Their group exhibition at the Salone occupied the very first space following the all-but-immersive maze of the MOST's headliner (and 'instigator,' per the press language), an installation by Tom Dixon himself. A series of mirrors by Lex Pott & David Derksen ostensibly echoes ('mirrors,' perhaps) Dixon's aesthetic, though the "Transcience Mirror" is more properly construed as an illustration of degradation over time, where the designers have accelerated the oxidation process with sulfur. Following their initial material exploration, Pott & Derksen have quantized the patina into geometric shapes in the finished products (above).
The mirrors are adjacent to Jólan van der Wiel's "Gravity Stools," which are produced from a homogenous mixture of iron fillings and a plastic compound that cures in half an hour once he has extracted the material from the mold.
We'll have more on him from his exhibit at Ventura Lambrate shortly, but the original production video (after the jump) is well worth watching:
Fellow Netherlands-based designer Tim van Cromvoirt had a similar piece to show: "Thermophores" is an "artificial wall organism" that changes colors based on its temperature (controlled largely by the light bulb within). The piece itself is made from a homogenous mixture of glue, iron fillings and pigment, which give it structure, form and hue, respectively. See it in action here.
Work by Mike Thompson and Gionata Gatto also undergoes a sort of metamorphosis based on its materials. The pair followed up on last year's well-received "Trap Light" with the new "Trace Light," a very different take on photoluminescence. Whereas these pigments—flecks on the inside of the "Trap Light"—are mixed into a polyurethane rubber compound and cured in the form of medium-to-massive umbrella-like lampshades.
Mike mentioned that the form for the mold of the large one at Spazio Rossana Orlandi (not pictured) came from an industrial cylinder; check out the process below:
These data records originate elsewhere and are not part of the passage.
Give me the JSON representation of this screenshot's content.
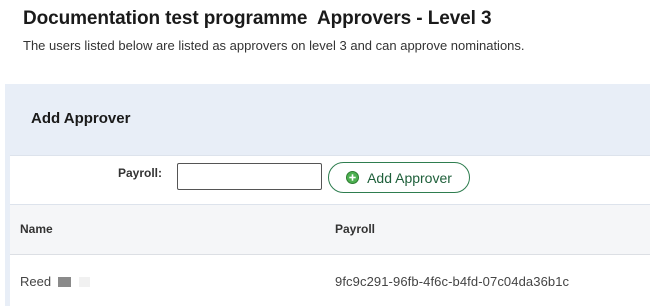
{
  "page": {
    "title": "Documentation test programme  Approvers - Level 3",
    "subtitle": "The users listed below are listed as approvers on level 3 and can approve nominations."
  },
  "add_approver": {
    "heading": "Add Approver",
    "payroll_label": "Payroll:",
    "payroll_value": "",
    "button_label": "Add Approver",
    "button_icon": "plus-circle-icon",
    "accent_color": "#2e7d4f"
  },
  "approvers_table": {
    "columns": [
      "Name",
      "Payroll"
    ],
    "rows": [
      {
        "name": "Reed",
        "payroll": "9fc9c291-96fb-4f6c-b4fd-07c04da36b1c"
      }
    ]
  }
}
The "Computational Chair" is perhaps best explained by the EZCT Architecture & Design Research themselves:The Computational Chair has evolved by application of genetic algorithms. One of the project aims is to achieve a mechanization of the design process, such that instances of the concept can be produced fully automated. This notion is indispensable to fully explore the potential of a non-serial fabrication of objects.
The project comprises 25 chairs, each an instance of the same simple design concept; to evolve a chair that minimizes its volume while able to dissolve the forces that act upon it. By coupling simulation and evolution, EZCT has been able to evolve this design by completely eliminating any assumptions and abstractions, while having evolution manage complexity. Founder of "De Stijl" Theo van Doesburg stated that he was interested in "the mere consequences of a simple idea." Surely EZCT has taken this notion to the next level.
Ruben Thier's Organic Benches and Stools are made from excess polyethylene expelled from manufacturing, such that "the liquid plastic overproduction that is dripping down from the machine is directly collected in molds."